*** Begin section ***
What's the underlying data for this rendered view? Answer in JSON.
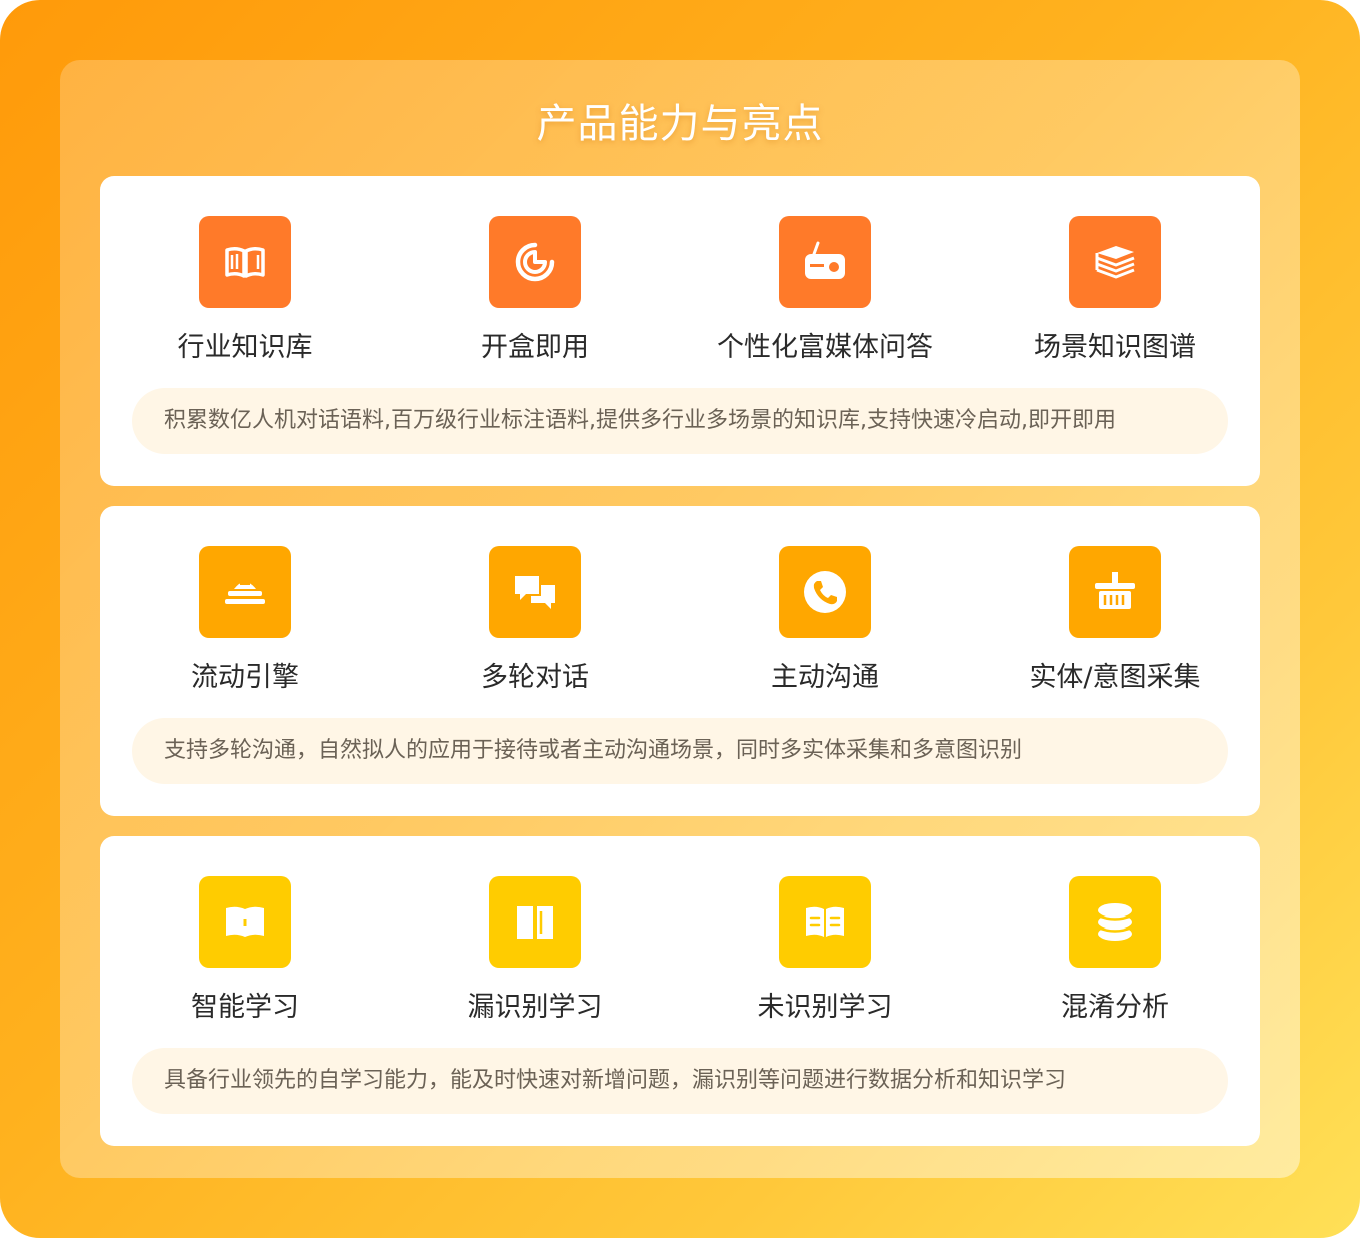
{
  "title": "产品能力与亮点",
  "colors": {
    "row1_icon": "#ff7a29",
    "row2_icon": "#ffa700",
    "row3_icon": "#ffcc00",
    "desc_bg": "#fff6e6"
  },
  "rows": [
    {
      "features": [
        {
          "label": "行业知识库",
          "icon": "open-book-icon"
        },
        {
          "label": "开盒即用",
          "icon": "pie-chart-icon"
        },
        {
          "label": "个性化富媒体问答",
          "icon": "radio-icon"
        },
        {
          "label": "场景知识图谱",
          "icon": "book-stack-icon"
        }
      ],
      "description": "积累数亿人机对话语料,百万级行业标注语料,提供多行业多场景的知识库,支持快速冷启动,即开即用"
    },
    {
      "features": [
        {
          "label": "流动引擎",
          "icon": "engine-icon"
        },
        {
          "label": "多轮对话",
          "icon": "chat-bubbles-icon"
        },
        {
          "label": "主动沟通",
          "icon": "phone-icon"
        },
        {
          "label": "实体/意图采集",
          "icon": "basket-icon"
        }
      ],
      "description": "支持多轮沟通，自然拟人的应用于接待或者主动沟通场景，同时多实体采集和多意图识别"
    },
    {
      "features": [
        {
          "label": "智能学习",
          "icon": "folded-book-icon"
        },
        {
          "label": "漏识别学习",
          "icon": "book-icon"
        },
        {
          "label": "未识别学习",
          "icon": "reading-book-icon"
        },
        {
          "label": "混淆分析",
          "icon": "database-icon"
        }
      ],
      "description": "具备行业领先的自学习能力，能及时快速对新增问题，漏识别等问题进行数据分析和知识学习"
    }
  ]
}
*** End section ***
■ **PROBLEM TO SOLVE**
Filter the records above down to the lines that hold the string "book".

■ **RESPONSE TO THE EXERCISE**
          "icon": "open-book-icon"
          "icon": "book-stack-icon"
          "icon": "folded-book-icon"
          "icon": "book-icon"
          "icon": "reading-book-icon"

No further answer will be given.